*Records supplied*.
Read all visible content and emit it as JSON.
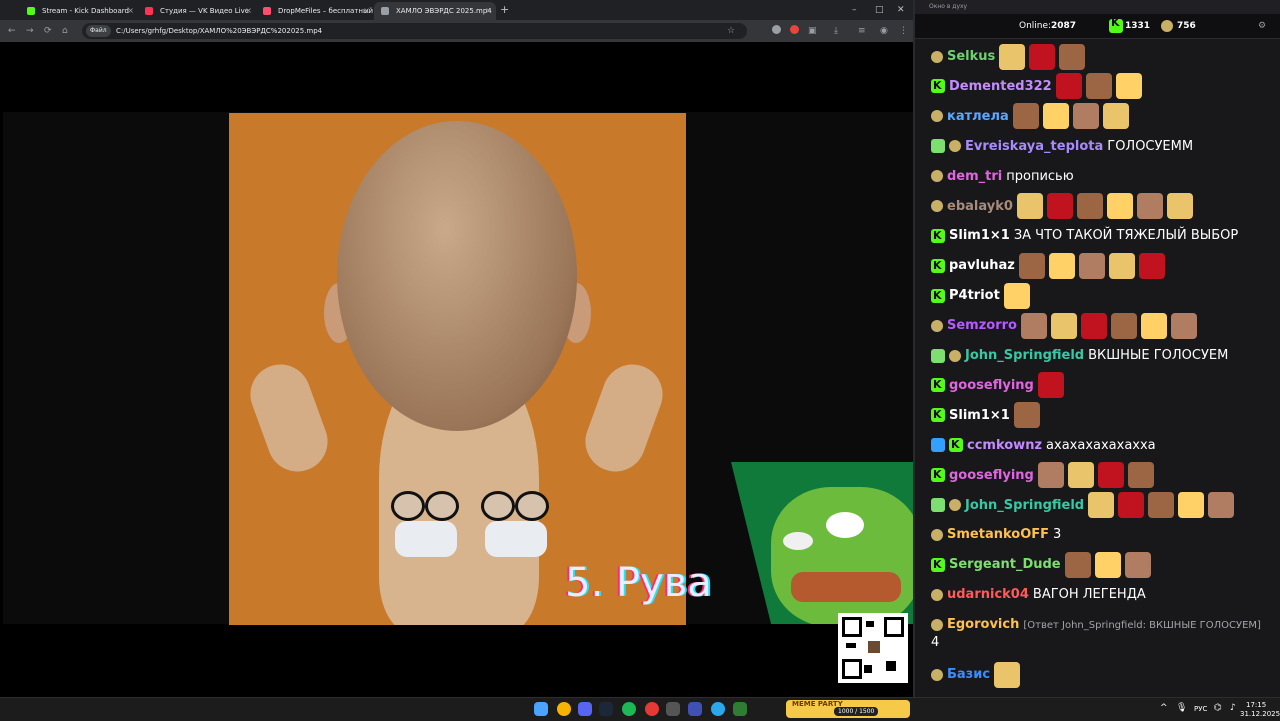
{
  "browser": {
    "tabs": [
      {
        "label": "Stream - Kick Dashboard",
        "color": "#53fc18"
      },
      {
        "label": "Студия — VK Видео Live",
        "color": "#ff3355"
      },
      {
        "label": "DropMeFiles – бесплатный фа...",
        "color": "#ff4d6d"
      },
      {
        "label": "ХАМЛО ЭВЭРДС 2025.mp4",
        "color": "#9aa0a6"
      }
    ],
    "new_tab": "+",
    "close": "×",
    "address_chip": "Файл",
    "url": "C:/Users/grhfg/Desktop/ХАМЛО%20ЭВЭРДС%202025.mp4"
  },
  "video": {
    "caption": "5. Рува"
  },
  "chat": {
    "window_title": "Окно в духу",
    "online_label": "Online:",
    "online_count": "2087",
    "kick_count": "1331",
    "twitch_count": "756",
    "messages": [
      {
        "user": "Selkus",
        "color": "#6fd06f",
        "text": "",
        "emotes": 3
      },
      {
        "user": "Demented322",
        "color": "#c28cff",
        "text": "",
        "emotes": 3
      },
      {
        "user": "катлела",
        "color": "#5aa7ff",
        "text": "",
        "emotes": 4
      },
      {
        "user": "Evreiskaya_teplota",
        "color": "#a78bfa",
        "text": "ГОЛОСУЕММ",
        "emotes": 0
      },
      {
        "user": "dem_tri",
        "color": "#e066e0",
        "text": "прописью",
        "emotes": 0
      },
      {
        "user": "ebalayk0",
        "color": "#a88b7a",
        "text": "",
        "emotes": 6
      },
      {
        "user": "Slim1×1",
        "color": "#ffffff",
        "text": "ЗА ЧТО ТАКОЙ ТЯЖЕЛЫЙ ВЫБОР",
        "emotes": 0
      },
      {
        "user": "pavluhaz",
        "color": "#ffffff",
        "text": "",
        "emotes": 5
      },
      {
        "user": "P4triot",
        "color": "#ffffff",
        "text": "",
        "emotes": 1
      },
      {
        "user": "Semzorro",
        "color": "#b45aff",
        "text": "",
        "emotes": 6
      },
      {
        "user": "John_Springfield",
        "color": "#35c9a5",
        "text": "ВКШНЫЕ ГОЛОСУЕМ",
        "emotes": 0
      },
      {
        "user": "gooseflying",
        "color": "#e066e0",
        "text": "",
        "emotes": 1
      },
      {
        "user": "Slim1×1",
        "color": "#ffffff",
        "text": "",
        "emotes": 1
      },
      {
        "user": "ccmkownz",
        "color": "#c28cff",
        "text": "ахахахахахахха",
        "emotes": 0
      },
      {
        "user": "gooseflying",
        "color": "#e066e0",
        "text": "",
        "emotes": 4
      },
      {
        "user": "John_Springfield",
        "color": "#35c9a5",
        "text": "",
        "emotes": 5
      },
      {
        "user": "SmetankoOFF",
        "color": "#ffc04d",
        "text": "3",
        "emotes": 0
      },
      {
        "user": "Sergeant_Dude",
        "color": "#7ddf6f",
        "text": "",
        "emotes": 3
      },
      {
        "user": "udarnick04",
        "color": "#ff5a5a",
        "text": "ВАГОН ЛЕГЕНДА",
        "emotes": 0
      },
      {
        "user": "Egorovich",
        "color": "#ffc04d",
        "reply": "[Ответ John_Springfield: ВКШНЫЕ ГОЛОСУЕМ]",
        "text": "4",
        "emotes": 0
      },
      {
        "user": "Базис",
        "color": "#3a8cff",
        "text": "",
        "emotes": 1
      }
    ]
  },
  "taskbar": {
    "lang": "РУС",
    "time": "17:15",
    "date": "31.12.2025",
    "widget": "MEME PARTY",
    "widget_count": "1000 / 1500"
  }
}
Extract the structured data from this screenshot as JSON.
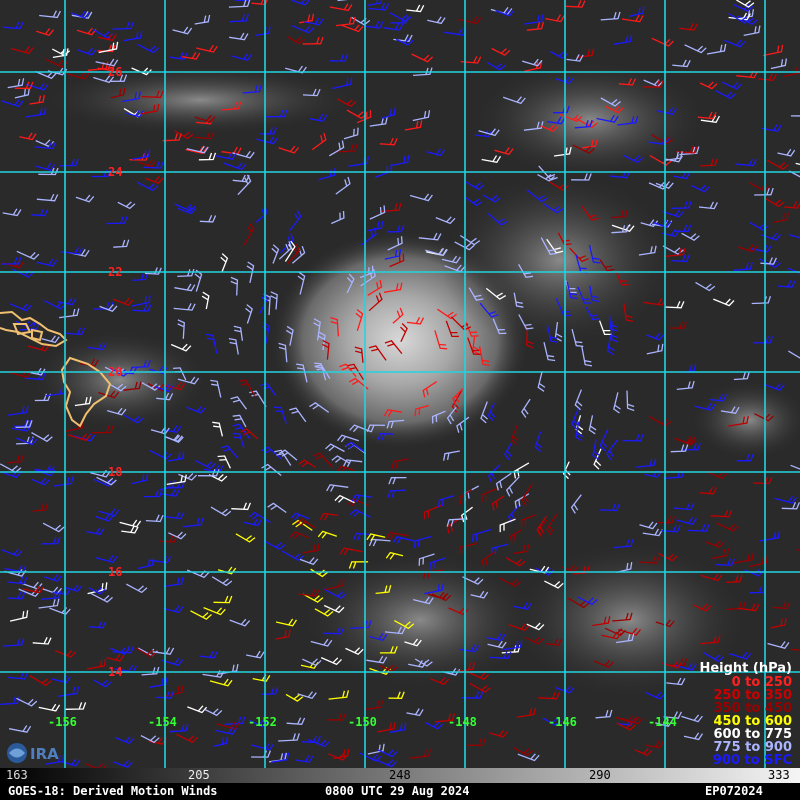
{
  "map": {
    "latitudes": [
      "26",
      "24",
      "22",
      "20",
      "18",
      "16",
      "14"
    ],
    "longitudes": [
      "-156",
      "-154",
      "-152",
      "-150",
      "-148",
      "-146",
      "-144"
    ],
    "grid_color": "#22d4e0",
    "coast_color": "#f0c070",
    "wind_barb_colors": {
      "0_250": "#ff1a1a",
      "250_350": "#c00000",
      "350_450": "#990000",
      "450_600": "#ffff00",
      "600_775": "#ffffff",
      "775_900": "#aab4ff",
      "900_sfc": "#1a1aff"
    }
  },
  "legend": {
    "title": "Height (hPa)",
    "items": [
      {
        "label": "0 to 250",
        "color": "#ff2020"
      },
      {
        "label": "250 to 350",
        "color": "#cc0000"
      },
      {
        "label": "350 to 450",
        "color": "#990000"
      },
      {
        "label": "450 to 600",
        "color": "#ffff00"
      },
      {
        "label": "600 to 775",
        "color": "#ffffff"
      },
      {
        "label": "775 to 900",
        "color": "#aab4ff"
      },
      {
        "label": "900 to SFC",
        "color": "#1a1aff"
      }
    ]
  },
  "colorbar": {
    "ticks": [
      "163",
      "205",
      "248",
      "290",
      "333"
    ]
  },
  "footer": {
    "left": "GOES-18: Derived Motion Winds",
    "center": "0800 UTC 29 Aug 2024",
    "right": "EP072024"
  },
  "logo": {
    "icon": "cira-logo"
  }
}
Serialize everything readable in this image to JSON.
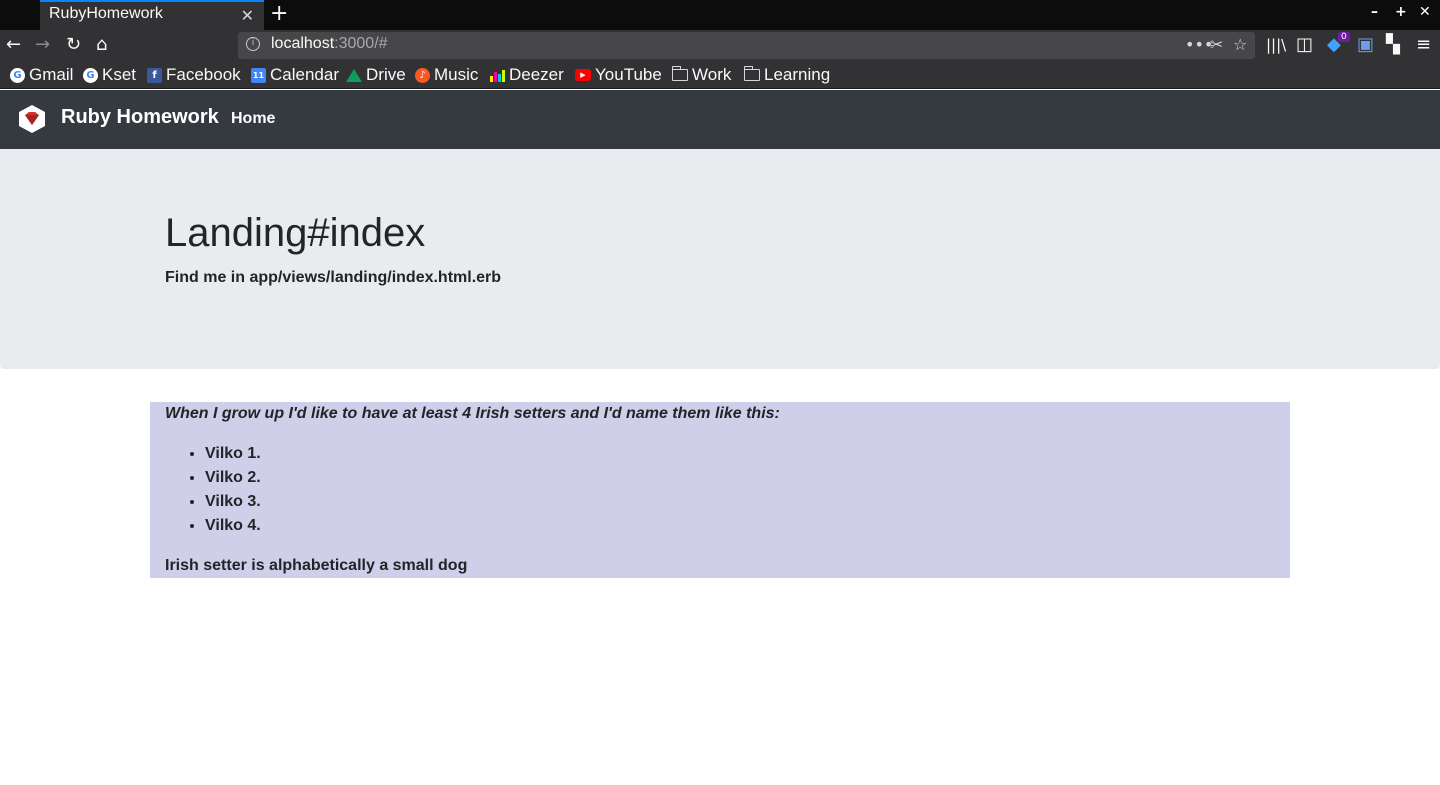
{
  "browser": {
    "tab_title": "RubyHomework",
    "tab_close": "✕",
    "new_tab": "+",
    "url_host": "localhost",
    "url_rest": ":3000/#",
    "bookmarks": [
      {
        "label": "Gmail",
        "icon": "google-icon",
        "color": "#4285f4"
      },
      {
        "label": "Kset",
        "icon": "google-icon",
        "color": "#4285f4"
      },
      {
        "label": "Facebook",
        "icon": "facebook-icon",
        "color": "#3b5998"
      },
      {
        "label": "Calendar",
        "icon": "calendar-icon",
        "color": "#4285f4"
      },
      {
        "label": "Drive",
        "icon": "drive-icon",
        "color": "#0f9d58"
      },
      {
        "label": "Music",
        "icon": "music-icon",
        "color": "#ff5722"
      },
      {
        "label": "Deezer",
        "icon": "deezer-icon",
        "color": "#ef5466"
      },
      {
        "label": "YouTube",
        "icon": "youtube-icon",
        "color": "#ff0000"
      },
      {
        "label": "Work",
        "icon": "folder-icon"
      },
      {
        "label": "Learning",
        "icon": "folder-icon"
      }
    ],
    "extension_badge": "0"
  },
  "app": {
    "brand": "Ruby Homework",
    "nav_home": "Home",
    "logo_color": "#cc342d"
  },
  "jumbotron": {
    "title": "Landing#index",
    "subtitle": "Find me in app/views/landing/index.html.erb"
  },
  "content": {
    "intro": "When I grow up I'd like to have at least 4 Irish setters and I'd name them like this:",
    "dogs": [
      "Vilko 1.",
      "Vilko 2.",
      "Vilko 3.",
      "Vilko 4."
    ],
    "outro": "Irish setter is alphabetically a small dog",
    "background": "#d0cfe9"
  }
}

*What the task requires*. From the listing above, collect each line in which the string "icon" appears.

*Solution for this problem*.
    "icon": "cira-logo"
        "icon": "google-icon",
        "icon": "google-icon",
        "icon": "facebook-icon",
        "icon": "calendar-icon",
        "icon": "drive-icon",
        "icon": "music-icon",
        "icon": "deezer-icon",
        "icon": "youtube-icon",
        "icon": "folder-icon"
        "icon": "folder-icon"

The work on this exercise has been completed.